By the time they’re 3 years old, 80 percent of dogs develop periodontal disease, according to the American Veterinary Dental Society. While veterinarians recommend daily brushing for dogs’ teeth, studies by the American Animal Hospital Association reveal that nearly two-thirds of pet owners don’t provide their pets with recommended dental care.
By taking care of your dog’s teeth, you can help spare him many of the discomforts that come from periodontal disease – from lost teeth and infections to heart and even kidney damage. You’ll be sparing your wallet, too. It costs much more to treat periodontal disease (about $300 to $500 per visit) than it does to provide the veterinarian-recommended amount of preventive care ($150 to $300), according to PetMD. Just think of the money you can spend on things your pup will really enjoy, like a new ball for playing fetch together.
“Dental health is vital to a dog’s total health, and regularly cleaning teeth plays an essential role in preserving a dog’s oral health,” says Dr. Jan Bellows, a board-certified veterinary dentist and president of the American Veterinary Dental College. “Fortunately, in addition to getting their dog’s teeth professionally cleaned, pet parents can do a lot more to care for their dogs’ teeth.”
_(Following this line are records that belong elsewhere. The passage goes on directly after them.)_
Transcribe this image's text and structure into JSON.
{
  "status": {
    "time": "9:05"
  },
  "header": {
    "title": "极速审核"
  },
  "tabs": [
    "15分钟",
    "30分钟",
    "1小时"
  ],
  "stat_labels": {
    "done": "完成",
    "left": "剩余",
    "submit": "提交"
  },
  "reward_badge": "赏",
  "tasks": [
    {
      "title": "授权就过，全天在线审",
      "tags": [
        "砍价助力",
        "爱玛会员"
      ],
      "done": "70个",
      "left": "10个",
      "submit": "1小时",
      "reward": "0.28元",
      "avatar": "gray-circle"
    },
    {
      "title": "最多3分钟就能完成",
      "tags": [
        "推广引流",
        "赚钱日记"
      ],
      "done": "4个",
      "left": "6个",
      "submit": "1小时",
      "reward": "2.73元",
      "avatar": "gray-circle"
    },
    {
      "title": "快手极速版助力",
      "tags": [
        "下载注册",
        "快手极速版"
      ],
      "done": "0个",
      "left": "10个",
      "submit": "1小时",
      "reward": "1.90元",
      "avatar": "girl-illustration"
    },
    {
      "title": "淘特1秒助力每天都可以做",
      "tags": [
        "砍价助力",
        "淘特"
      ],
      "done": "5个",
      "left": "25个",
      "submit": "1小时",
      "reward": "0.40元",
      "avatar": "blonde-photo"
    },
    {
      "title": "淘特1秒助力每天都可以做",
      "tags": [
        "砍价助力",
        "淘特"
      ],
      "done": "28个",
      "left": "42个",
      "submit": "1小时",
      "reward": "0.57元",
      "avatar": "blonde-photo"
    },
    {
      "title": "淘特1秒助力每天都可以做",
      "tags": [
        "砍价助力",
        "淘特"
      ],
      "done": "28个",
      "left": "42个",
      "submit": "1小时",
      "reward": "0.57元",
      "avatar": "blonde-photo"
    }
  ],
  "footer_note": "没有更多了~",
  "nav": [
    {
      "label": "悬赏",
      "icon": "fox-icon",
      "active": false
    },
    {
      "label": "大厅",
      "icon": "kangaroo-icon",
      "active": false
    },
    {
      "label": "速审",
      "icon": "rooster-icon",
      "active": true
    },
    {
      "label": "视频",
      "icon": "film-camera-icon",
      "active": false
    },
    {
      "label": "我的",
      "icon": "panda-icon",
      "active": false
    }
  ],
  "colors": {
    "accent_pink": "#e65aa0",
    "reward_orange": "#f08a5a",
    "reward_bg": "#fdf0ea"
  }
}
Dog-owners can show their love for their four-legged companions by taking some preventive measures, Bellows says, including:
* Learn and watch for the signs of periodontal disease, including abnormal drooling, gums that are red and inflamed (healthy gums should be pink), lesions or cysts on gums and the tongue, loose teeth and “doggie breath.” If your pup avoids certain foods he used to gladly eat, or seems uncomfortable when eating, closely examine his gums and teeth.
* Brush your dog’s teeth – daily if you can. Daily brushing of a dog’s teeth can be a challenge, even for the most diligent pet parent and the most cooperative dog. Talk to your veterinarian about the best way to brush. You can also find canine tooth brushing kits and plenty of online advice from organizations like the ASPCA to help make the process as comfortable as possible for both you and your pet. Dental chews, such as Milk-Bone Brushing Chews, can be an easy way to complement annual dental care by a veterinarian. They are specially designed to reach down to the gum line, even way in back. When fed to dogs daily, clinical trials have shown they are as effective as brushing your dog’s teeth twice per week, based on the reduction of tartar build-up and bad breath.
* Don’t ignore bad breath, especially if you’ve been diligent about keeping your dog’s teeth cleaned. Periodontal disease is not the only health issue associated with doggie breath. Bad breath in a dog that has had good dental care may indicate other conditions, such as digestive problems. Talk to your veterinarian about your concerns.
* Get your dog’s teeth professionally cleaned at least twice a year. There’s no substitute for dental care from a veterinarian, and while your pet doctor is cleaning your dog’s teeth, he or she will be best able to spot any potential problems and make treatment recommendations.
You can learn more about Milk-Bone Brushing Chews at www.milkbone.com or on the Milk-Bone Facebook page. They are available for purchase anywhere Milk-Bone products are sold. To learn more about dental care for pets, visit the American Veterinary Dental College online at www.advc.org.
Nothing warms a human heart like loving hugs and kisses from a four-legged friend. By taking care of your pet’s teeth, you can help ensure you both feel good about his dental health – and those kisses keep coming.